Another day we stopped to watch a large flock of Green Parakeets on power lines in the city of Mission. We also saw Monk Parakeets in the town of Hidalgo. As my friend Ryan says, there’s something so cool about green birds. That bright green almost glows on an overcast day, as does the red of a Vermillion Flycatcher, of which we also saw a few.
And speaking of bird colors, I finally got to see a Painted Bunting. This clownish bird is aptly named, because he looks like someone spilled several cans of paint all over him. He makes me smile.
Another excellent experience was finding this Cactus Wren, a life bird for me. (I haven’t tallied up my life birds from this trip, but I probably added twenty species.) Rick walked up to a row of cacti along a fence and said we could probably find a Cactus Wren there, and boom, this one popped up and started singing directly in front of us. We both slow-walked closer and closer, shooting photos as we moved, and we eventually got up to the fence, which put us about 15 feet from the bird. We both got incredible views of this strikingly-marked wren, and he watched us calmly until we started walking away and then he dropped down to the ground and resumed his business.
This Blue Bunting is normally a bird of Mexico and northern Central America, but this species occasionally shows up in southern Texas. This particular bird had been frequenting the feeders at the World Birding Center at Quinta Mazatlan, and after a couple unsuccessful stakeouts, we both got to see it. Unfortunately our sightings were in poor lighting and, combined with the dark color of the bird, made for difficulty getting high quality images. But even a poor image can be a fantastic memory.
One day as we arrived back at my hotel, I saw this White-tailed kite hovering above the adjacent field. This was the first time I’d seen this species in the U.S., and I was excited to try for a photo. I knew the chances of getting a good photo were low because of the white bird against a gray sky, but I took several shots anyway. As I clicked through the series of photos on the computer later, I was struck by the varying wing postures I’d captured as the bird hovered in the air searching for small mammals below. I decided to paste two of the different shots together, and this is the result. Isn’t this bird gorgeous?

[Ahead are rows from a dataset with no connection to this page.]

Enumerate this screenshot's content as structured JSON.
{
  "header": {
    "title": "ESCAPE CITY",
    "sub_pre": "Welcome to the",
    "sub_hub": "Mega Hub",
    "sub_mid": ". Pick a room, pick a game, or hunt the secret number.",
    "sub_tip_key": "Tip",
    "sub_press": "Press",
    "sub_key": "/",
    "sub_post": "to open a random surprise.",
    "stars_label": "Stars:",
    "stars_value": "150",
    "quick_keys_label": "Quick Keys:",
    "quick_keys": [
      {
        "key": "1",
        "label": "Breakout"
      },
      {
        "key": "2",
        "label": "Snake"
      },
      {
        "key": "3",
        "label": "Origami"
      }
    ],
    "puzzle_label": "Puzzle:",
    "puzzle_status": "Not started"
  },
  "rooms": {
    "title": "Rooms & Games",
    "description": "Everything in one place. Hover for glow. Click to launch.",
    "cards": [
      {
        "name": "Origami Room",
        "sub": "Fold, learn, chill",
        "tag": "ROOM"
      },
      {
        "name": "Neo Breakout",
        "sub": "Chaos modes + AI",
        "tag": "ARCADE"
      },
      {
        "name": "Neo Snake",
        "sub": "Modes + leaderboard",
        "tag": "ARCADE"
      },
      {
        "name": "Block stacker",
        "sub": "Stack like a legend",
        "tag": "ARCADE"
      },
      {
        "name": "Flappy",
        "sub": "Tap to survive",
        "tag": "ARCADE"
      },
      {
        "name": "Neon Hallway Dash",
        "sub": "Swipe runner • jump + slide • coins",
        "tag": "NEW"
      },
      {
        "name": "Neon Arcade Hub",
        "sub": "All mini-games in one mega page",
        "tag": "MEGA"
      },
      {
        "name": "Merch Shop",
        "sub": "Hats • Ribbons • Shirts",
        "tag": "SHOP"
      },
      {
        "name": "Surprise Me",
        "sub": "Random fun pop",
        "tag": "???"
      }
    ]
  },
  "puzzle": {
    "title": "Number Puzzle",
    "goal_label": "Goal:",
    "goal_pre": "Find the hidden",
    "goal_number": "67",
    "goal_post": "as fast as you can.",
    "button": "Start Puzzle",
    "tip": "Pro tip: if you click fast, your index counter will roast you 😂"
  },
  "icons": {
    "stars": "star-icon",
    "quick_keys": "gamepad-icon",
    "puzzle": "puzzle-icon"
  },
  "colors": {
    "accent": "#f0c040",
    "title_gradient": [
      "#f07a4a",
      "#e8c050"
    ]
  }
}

One of the birds I’d wanted to see the most was the Burrowing Owl. And, as usual, Rick knew exactly where to find this one.
One bird I hadn’t even considered finding on this trip, however, was a Great Horned Owl. These birds are year-round residents in Ohio, and I was focused mostly on seeing birds I can’t see at home. So imagine my surprise when we arrived at Estero Llano Grande one afternoon and saw this beautiful silvery-gray owl sitting among the wind-tossed fronds of a palm tree.

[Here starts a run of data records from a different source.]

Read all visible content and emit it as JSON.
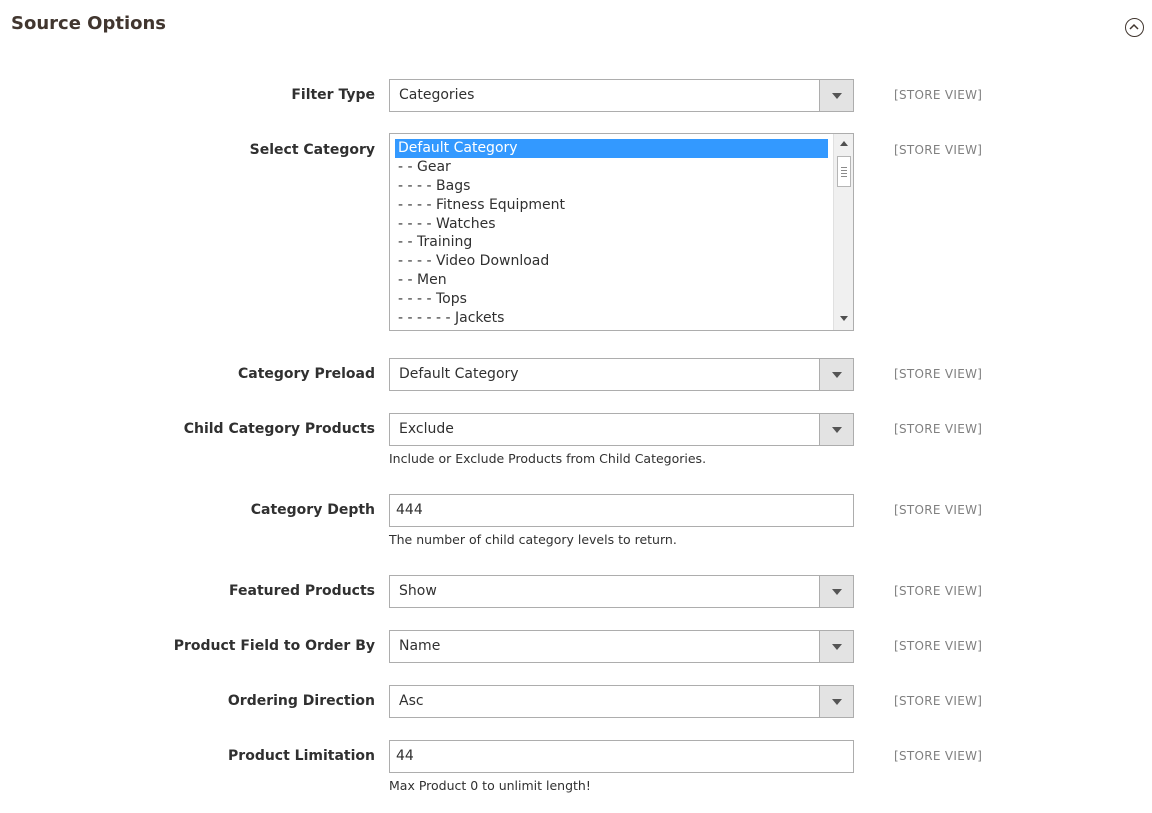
{
  "section": {
    "title": "Source Options"
  },
  "fields": {
    "filter_type": {
      "label": "Filter Type",
      "value": "Categories",
      "scope": "[STORE VIEW]"
    },
    "select_category": {
      "label": "Select Category",
      "scope": "[STORE VIEW]",
      "options": [
        "Default Category",
        "- - Gear",
        "- - - - Bags",
        "- - - - Fitness Equipment",
        "- - - - Watches",
        "- - Training",
        "- - - - Video Download",
        "- - Men",
        "- - - - Tops",
        "- - - - - - Jackets"
      ],
      "selected": "Default Category"
    },
    "category_preload": {
      "label": "Category Preload",
      "value": "Default Category",
      "scope": "[STORE VIEW]"
    },
    "child_category_products": {
      "label": "Child Category Products",
      "value": "Exclude",
      "scope": "[STORE VIEW]",
      "note": "Include or Exclude Products from Child Categories."
    },
    "category_depth": {
      "label": "Category Depth",
      "value": "444",
      "scope": "[STORE VIEW]",
      "note": "The number of child category levels to return."
    },
    "featured_products": {
      "label": "Featured Products",
      "value": "Show",
      "scope": "[STORE VIEW]"
    },
    "product_field_order": {
      "label": "Product Field to Order By",
      "value": "Name",
      "scope": "[STORE VIEW]"
    },
    "ordering_direction": {
      "label": "Ordering Direction",
      "value": "Asc",
      "scope": "[STORE VIEW]"
    },
    "product_limitation": {
      "label": "Product Limitation",
      "value": "44",
      "scope": "[STORE VIEW]",
      "note": "Max Product 0 to unlimit length!"
    }
  }
}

We don’t have this gray color morph up north, as far as I know, so it was a real treat to see this bird. And we were told that there’s another owl in the park, perhaps the mate of this one, although it’s not a gray morph. Despite the name of the bird, those pointy things on top of the owl’s head are not horns. They’re not ears either. They’re just tufts of feathers. I love how they’re blowing sideways in this shot.

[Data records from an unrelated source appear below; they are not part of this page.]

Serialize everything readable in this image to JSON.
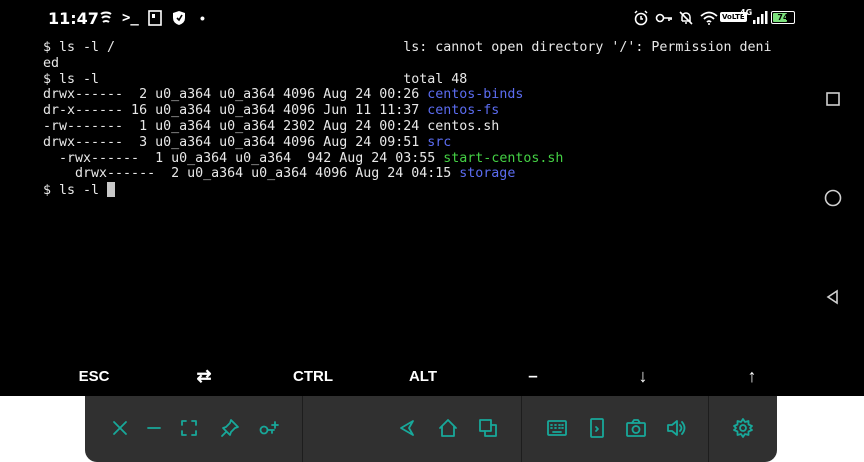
{
  "status_bar": {
    "time": "11:47",
    "volte": "VoLTE",
    "network": "4G",
    "battery": "74",
    "battery_level": 0.74
  },
  "terminal": {
    "lines": [
      {
        "segments": [
          {
            "text": "$ ls -l /                                    ls: cannot open directory '/': Permission deni"
          }
        ]
      },
      {
        "segments": [
          {
            "text": "ed"
          }
        ]
      },
      {
        "segments": [
          {
            "text": "$ ls -l                                      total 48"
          }
        ]
      },
      {
        "segments": [
          {
            "text": "drwx------  2 u0_a364 u0_a364 4096 Aug 24 00:26 "
          },
          {
            "text": "centos-binds",
            "color": "blue"
          }
        ]
      },
      {
        "segments": [
          {
            "text": "dr-x------ 16 u0_a364 u0_a364 4096 Jun 11 11:37 "
          },
          {
            "text": "centos-fs",
            "color": "blue"
          }
        ]
      },
      {
        "segments": [
          {
            "text": "-rw-------  1 u0_a364 u0_a364 2302 Aug 24 00:24 centos.sh"
          }
        ]
      },
      {
        "segments": [
          {
            "text": "drwx------  3 u0_a364 u0_a364 4096 Aug 24 09:51 "
          },
          {
            "text": "src",
            "color": "blue"
          }
        ]
      },
      {
        "segments": [
          {
            "text": "  -rwx------  1 u0_a364 u0_a364  942 Aug 24 03:55 "
          },
          {
            "text": "start-centos.sh",
            "color": "green"
          }
        ]
      },
      {
        "segments": [
          {
            "text": "    drwx------  2 u0_a364 u0_a364 4096 Aug 24 04:15 "
          },
          {
            "text": "storage",
            "color": "blue"
          }
        ]
      },
      {
        "segments": [
          {
            "text": "$ ls -l "
          }
        ],
        "cursor": true
      }
    ]
  },
  "extra_keys": {
    "esc": "ESC",
    "tab": "⇄",
    "ctrl": "CTRL",
    "alt": "ALT",
    "dash": "–",
    "down": "↓",
    "up": "↑"
  },
  "colors": {
    "terminal_bg": "#000000",
    "terminal_text": "#e8e8e8",
    "directory": "#5b6cf0",
    "executable": "#44d044",
    "toolbar_bg": "#303030",
    "toolbar_icon": "#18a89a"
  }
}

I didn’t take many photos of things other than birds on this trip, but I did grab a quick shot of this cow as it emerged from the vegetation on the Mexico side of the Rio Grande River at Salineño. I noticed that the river had been much lower the last time I’d visited this location, and I wonder if the river ever gets low enough for livestock to cross the international border, and if so, how do they deal with that issue?
Okay, that’s enough for this time. 🙂 Thanks for reading, and stay tuned for more Texas trip stories and photos coming up shortly.